• EXERCISE DETAILS
Copy each line of the data below exactly, leaving out pictures.

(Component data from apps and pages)

------------------------------------

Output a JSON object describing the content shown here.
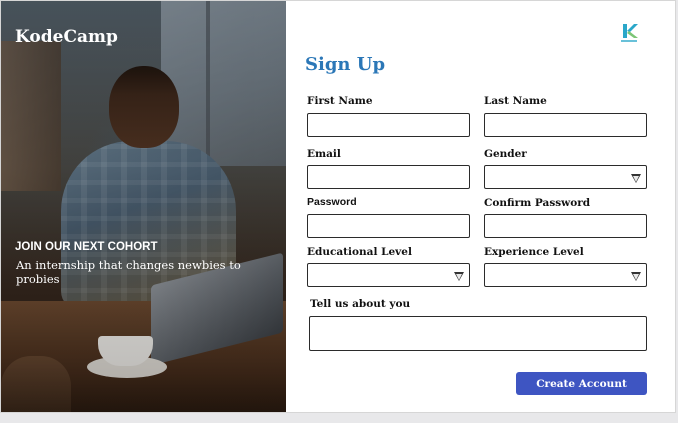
{
  "hero": {
    "brand": "KodeCamp",
    "cohort_heading": "JOIN OUR NEXT COHORT",
    "tagline": "An internship that changes newbies to probies"
  },
  "logo": {
    "icon": "kodecamp-logo-icon",
    "accent_color": "#2aa7c9",
    "secondary_color": "#7cc576"
  },
  "form": {
    "title": "Sign Up",
    "first_name": {
      "label": "First Name",
      "value": ""
    },
    "last_name": {
      "label": "Last Name",
      "value": ""
    },
    "email": {
      "label": "Email",
      "value": ""
    },
    "gender": {
      "label": "Gender",
      "selected": ""
    },
    "password": {
      "label": "Password",
      "value": ""
    },
    "confirm_password": {
      "label": "Confirm Password",
      "value": ""
    },
    "education_level": {
      "label": "Educational Level",
      "selected": ""
    },
    "experience_level": {
      "label": "Experience Level",
      "selected": ""
    },
    "about": {
      "label": "Tell us about you",
      "value": ""
    },
    "submit_label": "Create Account"
  },
  "colors": {
    "title": "#2b77b7",
    "button": "#3e55c2",
    "border": "#2b2b2b"
  }
}
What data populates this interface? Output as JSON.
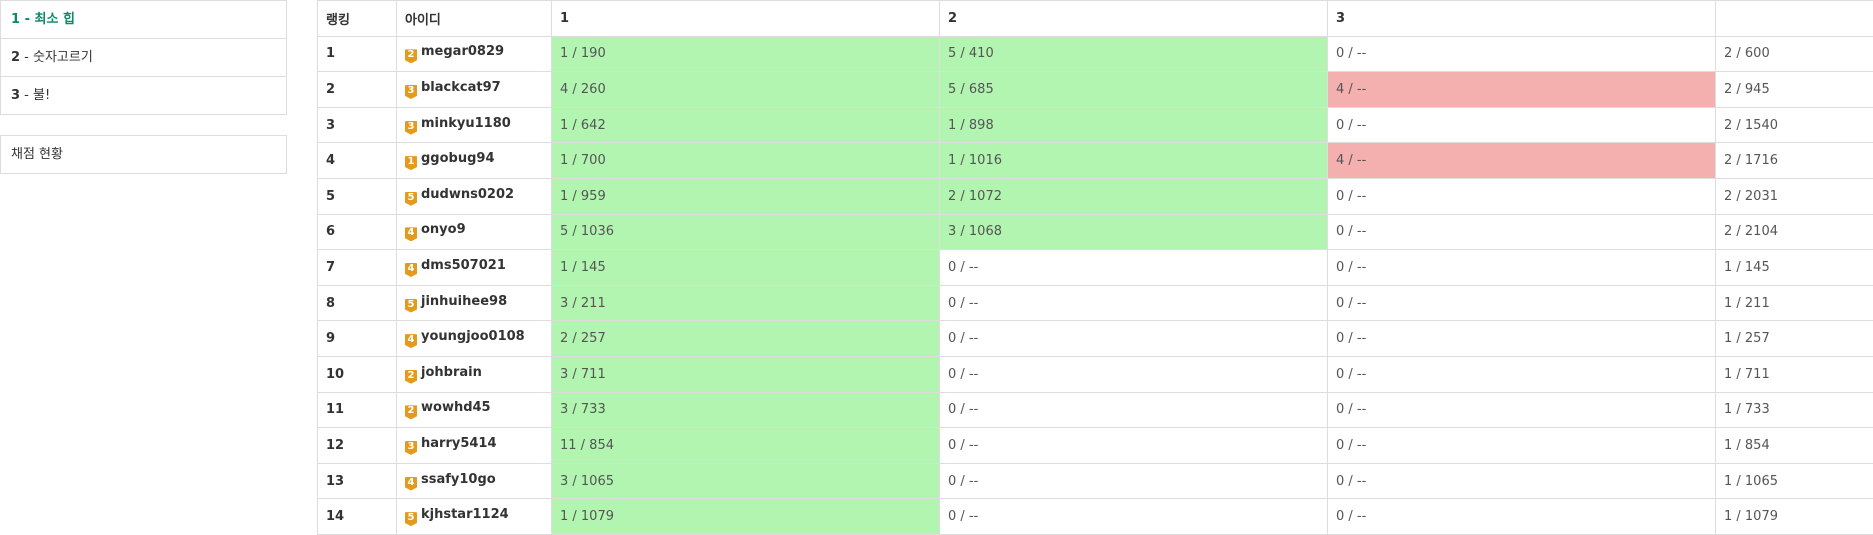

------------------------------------

• SOLUTION TO THE EXERCISE
Output a JSON object describing the content shown here.
{
  "hero": {
    "brand": "KodeCamp",
    "cohort_heading": "JOIN OUR NEXT COHORT",
    "tagline": "An internship that changes newbies to probies"
  },
  "logo": {
    "icon": "kodecamp-logo-icon",
    "accent_color": "#2aa7c9",
    "secondary_color": "#7cc576"
  },
  "form": {
    "title": "Sign Up",
    "first_name": {
      "label": "First Name",
      "value": ""
    },
    "last_name": {
      "label": "Last Name",
      "value": ""
    },
    "email": {
      "label": "Email",
      "value": ""
    },
    "gender": {
      "label": "Gender",
      "selected": ""
    },
    "password": {
      "label": "Password",
      "value": ""
    },
    "confirm_password": {
      "label": "Confirm Password",
      "value": ""
    },
    "education_level": {
      "label": "Educational Level",
      "selected": ""
    },
    "experience_level": {
      "label": "Experience Level",
      "selected": ""
    },
    "about": {
      "label": "Tell us about you",
      "value": ""
    },
    "submit_label": "Create Account"
  },
  "colors": {
    "title": "#2b77b7",
    "button": "#3e55c2",
    "border": "#2b2b2b"
  }
}
What data populates this interface? Output as JSON.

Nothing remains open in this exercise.